“I certainly didn’t think it was possible to leave it short of the hole, but I think you are over-estimating that one,” said the American afterwards. “I probably pull it off six times out of ten and this firmer ground is good to get the club to pop back up into the ball and get it to shoot up vertically. It was a good shot, but it probably wasn’t as hard as it looked because the lie was conducive and the wind was helping.”
Mickelson will show off his short-game skills today with the leaders in his sights. He’s on eight-under after rounds of 66 and 70 and isn’t just here simply for an Open warm-up or to please the NBC viewers watching the event back home this week. “Hopefully I can make a bit of a move tomorrow but not for their benefit,” said the four-times major winner of the American channel providing live coverage of a European Tour event for the first time. “I want to win the Scottish Open and feel I’m playing well enough to do it. I just need a good round tomorrow to get in the right position.”
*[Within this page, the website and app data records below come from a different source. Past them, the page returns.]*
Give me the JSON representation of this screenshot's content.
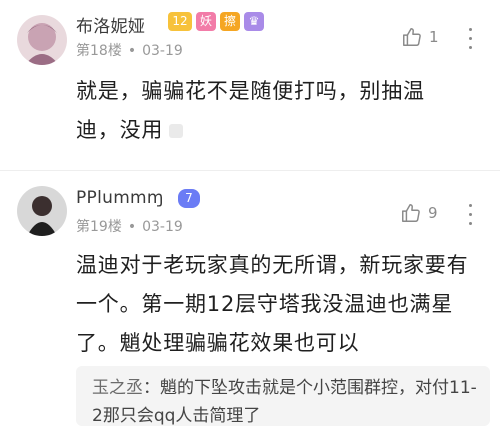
{
  "post1": {
    "username": "布洛妮娅",
    "badges": {
      "level": "12",
      "tag1": "妖",
      "tag2": "擦"
    },
    "floor": "第18楼",
    "date": "03-19",
    "likes": "1",
    "content": "就是，骗骗花不是随便打吗，别抽温迪，没用"
  },
  "post2": {
    "username": "PPlummɱ",
    "badges": {
      "level": "7"
    },
    "floor": "第19楼",
    "date": "03-19",
    "likes": "9",
    "content": "温迪对于老玩家真的无所谓，新玩家要有一个。第一期12层守塔我没温迪也满星了。魈处理骗骗花效果也可以",
    "quote": {
      "author": "玉之丞",
      "text": "：魈的下坠攻击就是个小范围群控，对付11-2那只会qq人击简理了"
    }
  },
  "colors": {
    "accent": "#f5a623",
    "level_badge": "#f7c23b",
    "purple_badge": "#6b7cf5"
  }
}
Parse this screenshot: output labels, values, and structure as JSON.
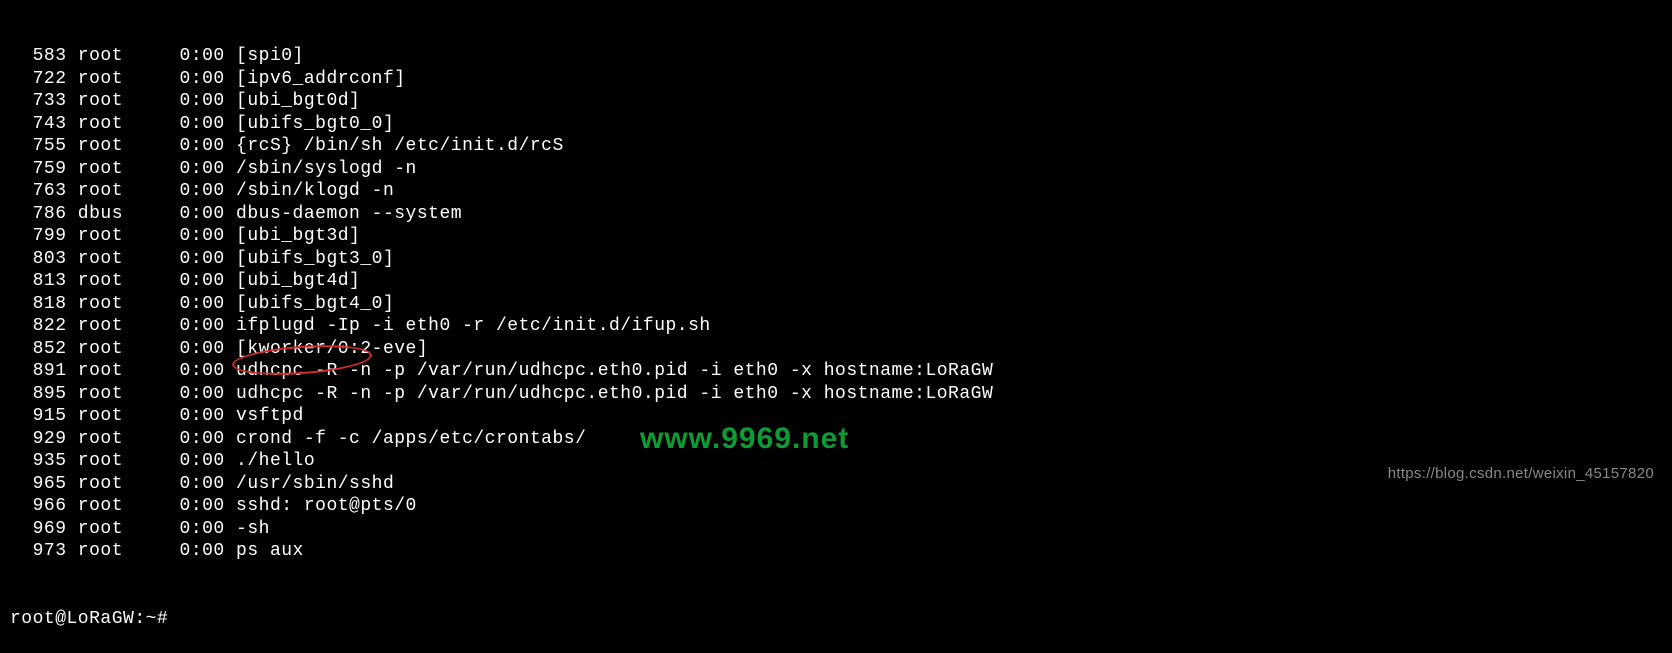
{
  "processes": [
    {
      "pid": "583",
      "user": "root",
      "time": "0:00",
      "cmd": "[spi0]"
    },
    {
      "pid": "722",
      "user": "root",
      "time": "0:00",
      "cmd": "[ipv6_addrconf]"
    },
    {
      "pid": "733",
      "user": "root",
      "time": "0:00",
      "cmd": "[ubi_bgt0d]"
    },
    {
      "pid": "743",
      "user": "root",
      "time": "0:00",
      "cmd": "[ubifs_bgt0_0]"
    },
    {
      "pid": "755",
      "user": "root",
      "time": "0:00",
      "cmd": "{rcS} /bin/sh /etc/init.d/rcS"
    },
    {
      "pid": "759",
      "user": "root",
      "time": "0:00",
      "cmd": "/sbin/syslogd -n"
    },
    {
      "pid": "763",
      "user": "root",
      "time": "0:00",
      "cmd": "/sbin/klogd -n"
    },
    {
      "pid": "786",
      "user": "dbus",
      "time": "0:00",
      "cmd": "dbus-daemon --system"
    },
    {
      "pid": "799",
      "user": "root",
      "time": "0:00",
      "cmd": "[ubi_bgt3d]"
    },
    {
      "pid": "803",
      "user": "root",
      "time": "0:00",
      "cmd": "[ubifs_bgt3_0]"
    },
    {
      "pid": "813",
      "user": "root",
      "time": "0:00",
      "cmd": "[ubi_bgt4d]"
    },
    {
      "pid": "818",
      "user": "root",
      "time": "0:00",
      "cmd": "[ubifs_bgt4_0]"
    },
    {
      "pid": "822",
      "user": "root",
      "time": "0:00",
      "cmd": "ifplugd -Ip -i eth0 -r /etc/init.d/ifup.sh"
    },
    {
      "pid": "852",
      "user": "root",
      "time": "0:00",
      "cmd": "[kworker/0:2-eve]"
    },
    {
      "pid": "891",
      "user": "root",
      "time": "0:00",
      "cmd": "udhcpc -R -n -p /var/run/udhcpc.eth0.pid -i eth0 -x hostname:LoRaGW"
    },
    {
      "pid": "895",
      "user": "root",
      "time": "0:00",
      "cmd": "udhcpc -R -n -p /var/run/udhcpc.eth0.pid -i eth0 -x hostname:LoRaGW"
    },
    {
      "pid": "915",
      "user": "root",
      "time": "0:00",
      "cmd": "vsftpd"
    },
    {
      "pid": "929",
      "user": "root",
      "time": "0:00",
      "cmd": "crond -f -c /apps/etc/crontabs/"
    },
    {
      "pid": "935",
      "user": "root",
      "time": "0:00",
      "cmd": "./hello"
    },
    {
      "pid": "965",
      "user": "root",
      "time": "0:00",
      "cmd": "/usr/sbin/sshd"
    },
    {
      "pid": "966",
      "user": "root",
      "time": "0:00",
      "cmd": "sshd: root@pts/0"
    },
    {
      "pid": "969",
      "user": "root",
      "time": "0:00",
      "cmd": "-sh"
    },
    {
      "pid": "973",
      "user": "root",
      "time": "0:00",
      "cmd": "ps aux"
    }
  ],
  "prompt": "root@LoRaGW:~#",
  "watermark_center": "www.9969.net",
  "watermark_right": "https://blog.csdn.net/weixin_45157820"
}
For the second day running, he started with a three-putt. “It was one of those rounds that could have gotten away from me as I was a little bit off today,” he admitted. “But I fought hard. I feel I’m hitting good shots and if I can get a hot putter then I can hopefully make up ground.”
Mickelson isn’t the only American in the mix. Peter Uihlein, winner of the Madeira Island Open earlier in the season, now has a bigger prize in his sights. Two-over-par after six holes yesterday, the 23-year-old covered the remaining 12 in eight-under. On 11-under at halfway, he’s just one behind leader Chris Doak along with English duo Matt Southgate (64) and Ross Fisher (65) as well as Dane JB Hansen (65).
Uihlein shared the lead at the same stage in the Irish Open a fortnight ago but fell away in the final two rounds. “It’s about trying to keep putting yourself in contention,” he said after stepping up his bid to become a home of golf winner as well after close friend Brooks Koepka claimed the Scottish Challenge title in Aviemore last month. “Sometimes my mind races too fast so I’ve got to try and slow everything down and work at my own pace.”
Unlike many of the players here this week, Uihlein has played at Royal Aberdeen, where the event is moving in 12 months’ time. Recalling his visit as a member of the US Walker Cup team in 2011, he said: “It was blowing so much then – it was brutal. It will be a much different test to this.”